Technical Abstract: Over the last two centuries, shrub encroachment into arid grasslands has been associated with reduced grass abundance, increased soil erosion, and local declines in biodiversity. Overgrazing by livestock and the associated reduction of fine fuels has been thought to be a primary driver of shrub encroachment in the southwestern United States, but shrublands have continued to persist despite livestock removal and grassland restoration efforts. We hypothesized that the effects of herbivory feedbacks from native mammals may continue to suppress grass establishment even after livestock removal.
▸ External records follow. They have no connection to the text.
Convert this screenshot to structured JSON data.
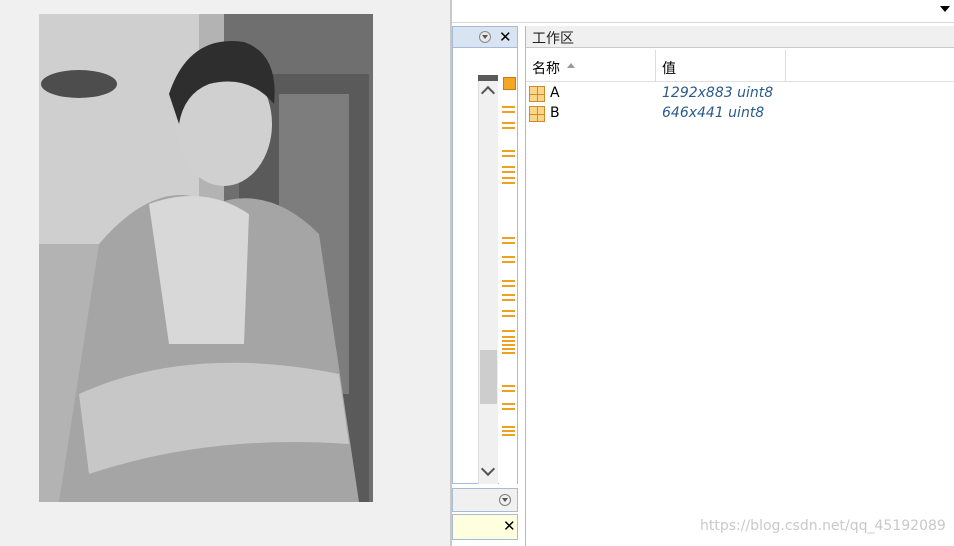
{
  "workspace": {
    "title": "工作区",
    "columns": {
      "name": "名称",
      "value": "值"
    },
    "variables": [
      {
        "name": "A",
        "value": "1292x883 uint8"
      },
      {
        "name": "B",
        "value": "646x441 uint8"
      }
    ]
  },
  "watermark": "https://blog.csdn.net/qq_45192089",
  "colors": {
    "marker": "#f0a020",
    "value_text": "#2a5b8a",
    "panel_border": "#a6bcd6"
  }
}
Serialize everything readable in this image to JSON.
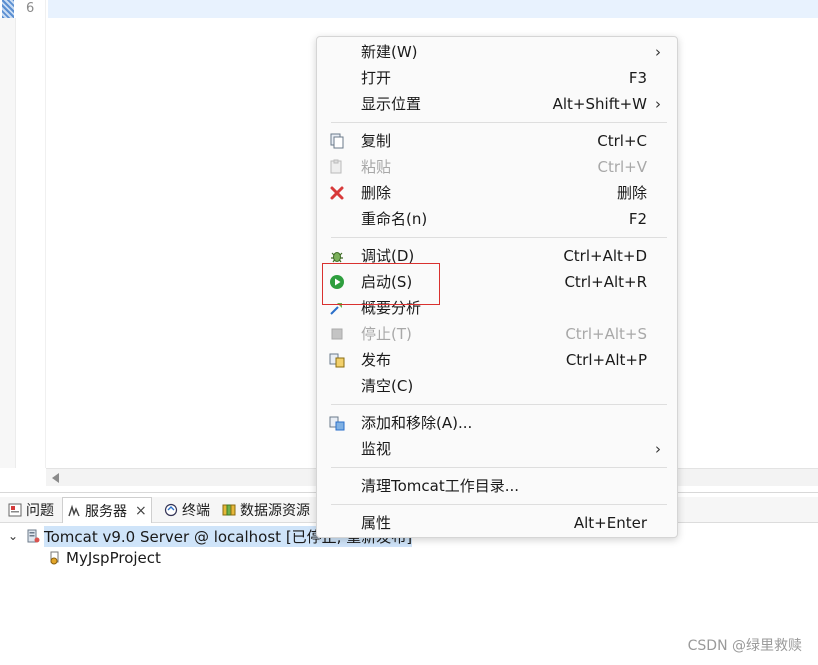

An herbivore exclusion experiment in southeastern Arizona included five treatment levels allowed access to native mammals based on relative body size and separated the effects of rodents, lagomorphs, and mule deer. We included two control treatments and replicated each treatment 10 times (n = 50). We introduced uniform divisions of lawn sod (Cynodon dactylon) into each exclosure for 24-hour periods prior to (n = 2) and following (n = 2) the monsoon rains and used motion-activated cameras to document herbivore visitations. In the pre-monsoon trials, treatments that allowed lagomorph access had less sod biomass relative to other treatments (p < 0.001), averaging only 44% (± 36%) and 29% (± 45%) remaining biomass after the 24-hour trial periods. Following the onset of monsoons, differences in remaining biomass among treatments disappeared. Two lagomorph species occurred at our site: black-tailed jackrabbits (Lepus californicus) and desert cottontails (Sylvilagus audubonii). Desert cottontails were detected more frequently than any of the other 11 herbivore species present at the site, accounting for 83% of detections during the pre-monsoon trials. Significantly more (p < 0.001) desert cottontails were detected during the pre-monsoon trials (2,077) compared to the post-monsoon trials (174), which coincided with biomass removal from lagomorph accessible treatments. Synthesis and applications. Desert cottontails are significant consumers of herbaceous vegetation in shrub-encroached arid grasslands. Herbivory pressure from desert cottontails and other native herbivores may act as a biotic feedback contributing to the competitive advantage and persistence of shrubs. Grassland restoration and shrub reduction efforts should consider lagomorph herbivory pressure and encourage populations of their natural predators.